This is a misguided training approach for a couple of reasons. First, not every set of dumbbells is required to leave you with calluses — there’s nothing wrong with owning dumbbells that are pleasant to the touch. Second, there is definite value to performing drop sets and training your muscle groups to failure through high repetitions. Weights ranging from five to 15 pounds are invaluable for rounding out your arm and shoulder workouts even if you’re only using them at the tail end of your training routines.
What Makes a Good Neoprene Dumbbell
Sufficiency: The various colors of neoprene weights are inarguably appealing to look at, supposing that the color scheme of your chosen set gels with your taste. However, of infinitely greater importance is their actual sufficiency to your workout. Having lighter weights within arm’s reach is worthwhile, but there’s no sense in acquiring entire racks full of neoprenes if the two-pound weights at the top rung will go forever ignored.
Attractiveness: Obviously, your weights need to be heavy enough to be of some use. But neoprenes are often prone to accumulate external defects in the forms of dings, dents, peelings and similar issues. Rarely does this interfere with lifts in any consequential sense, but part of the attraction of neoprenes is often their literal aesthetic appeal. Therefore, it makes sense that you’d want a neoprene set that will maintain its shape and color even after prolonged use.
Enough small talk! Let’s nab some neoprenes!
Best Light Neoprene Dumbbells: Fitness Alley Light Neoprene Dumbbells
Why They’re the Light Stuff: When most people think of neoprenes, this dumbbell set is precisely what comes to mind. It’s an eye-catching assortment of brightly colored dumbbells ranging in weights of two pounds to 10 pounds in two-pound increments. Part of the beauty of such a set is that the dumbbells don’t take up much space at all, and they’re easily exchanged for one another as different workouts call for different weights.
Why You Should Pump Something Else: If you’re an exceptionally strong individual, it might be rare for one of your workouts to ever call for weights of fewer than 10 pounds, even when you’re training at your weakest muscle groups.
Best Heavy Neoprene Dumbbells: Fitness Alley Heavy Neoprene Dumbbells

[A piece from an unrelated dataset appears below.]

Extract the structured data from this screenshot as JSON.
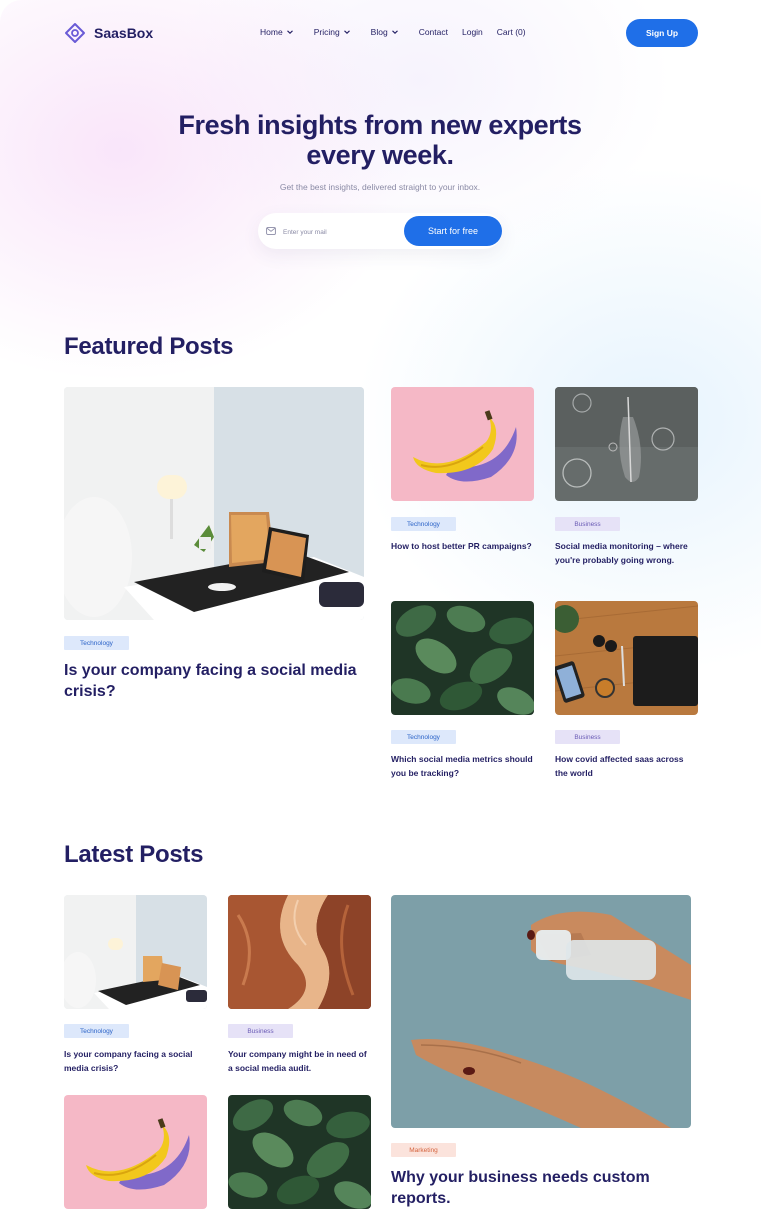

Why You Should Get Heavy With Them: Even if you tend to train at home with a heavy adjustable weight set, it’s worthwhile to have quick access to weights at the lower end of the “heavy” range in order to quickly polish off your shoulders with a set of lateral raises, or enfeeble your biceps to a point of maximum fatigue with one last round of curls.
For others, though, this may be as heavy as your dumbbells will ever need to be — in all my time doing resistance training as a high school swimmer, which mandated plenty of push-ups, dips, pull-ups and bodyweight exercises, I never needed to grasp a set of free weights that was any heavier than 12 pounds.
Why You Should Pump Something Else: This weight set occupies an interesting intermediary range between the very light weights that are 10 pounds or less, and the extremely heavy options that will probably have you starting to think about adjustable alternatives. And if you decide to go the adjustable route, they’ll definitely cover the 10-to-20-pound range. Now, whether or not those weights will ultimately feel as pleasant in your hands is another matter entirely.